You also have to think about how you can decrease the stress or strain applied to that particular piece of tissue when it’s injured if you’re going to run on it. So, if you hurt your foot, as a really simple example, if you step on a piece of glass or you twist your ankle or anything like that, you’ll limp. Why do you limp? Because when you do, you decrease the stress and strain on that injured part by spending less time on it.
When you look at somebody limping, they are literally spending a shorter amount of time on the injured foot versus the non-injured foot. So, you have to figure out some strategies to reduce the stress and strain on that injured tissue if you want to run sooner. How can you do that? A couple of things.
Let’s take, for example, it’s a plantar plate injury. You have an injury to a very small ligament at the bottom of the second toe. What could you do? You could brace it. You could basically put something on there that’s going to reinforce and protect that thing. You can tape it to pull down on the toe and take some of the stretch away from the plantar plate ligament, or you could do some things to speed up the healing of the tissue.
Your nutrition could matter. The things that you’re doing to actually decrease the blood flow through there could matter. If you had a stress fracture and used a bone stimulator, that would probably speed up the healing as well. But you’ve got to think about all of the different pieces that go into protecting that tissue so that it can heal, so that you can run sooner rather than later.
If you want to check out something I made for you that could help you figure out that process all on your own, no matter what your injury is, really and truly, it’s the Injured Runners Roadmap, and you can get it for free at docontherun.com/roadmap.
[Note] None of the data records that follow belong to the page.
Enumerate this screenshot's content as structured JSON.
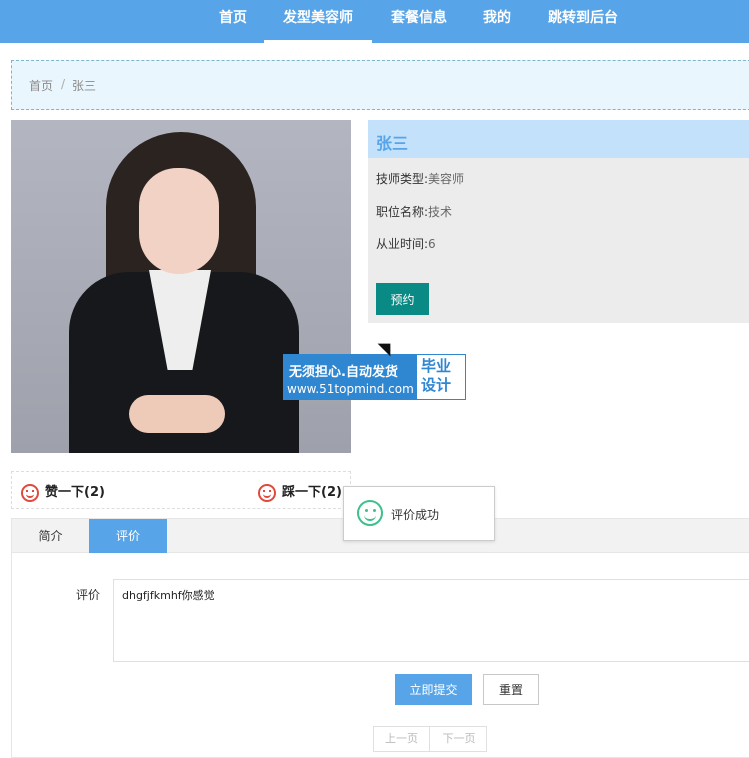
{
  "nav": {
    "items": [
      "首页",
      "发型美容师",
      "套餐信息",
      "我的",
      "跳转到后台"
    ],
    "active_index": 1
  },
  "breadcrumb": {
    "home": "首页",
    "separator": "/",
    "current": "张三"
  },
  "photo_watermark": {
    "line1": "无须担心.自动发货",
    "line2": "www.51topmind.com",
    "right": "毕业设计"
  },
  "profile": {
    "name": "张三",
    "type_label": "技师类型:",
    "type_value": "美容师",
    "position_label": "职位名称:",
    "position_value": "技术",
    "years_label": "从业时间:",
    "years_value": "6",
    "reserve_button": "预约"
  },
  "votes": {
    "like_label": "赞一下(2)",
    "dislike_label": "踩一下(2)"
  },
  "toast": {
    "message": "评价成功"
  },
  "tabs": {
    "items": [
      "简介",
      "评价"
    ],
    "active_index": 1
  },
  "review_form": {
    "label": "评价",
    "value": "dhgfjfkmhf你感觉",
    "submit_button": "立即提交",
    "reset_button": "重置"
  },
  "pager": {
    "prev": "上一页",
    "next": "下一页"
  },
  "colors": {
    "primary": "#57a5e8",
    "reserve_button": "#098a84",
    "breadcrumb_bg": "#eaf6fd",
    "success_icon": "#3ec08d",
    "vote_icon": "#e04a3c"
  }
}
When you go through it, it’s literally just the step-by-step process that I take every runner through when we do a second opinion call or they do the fast track challenge or need a house call where I see them in person, I do the exact same thing. So, I’m helping you try to figure out, no matter what the injury is, what can you do to protect that healing tissue while you maintain your running fitness and this is the roadmap to do it. So go get it and I’ll see you there.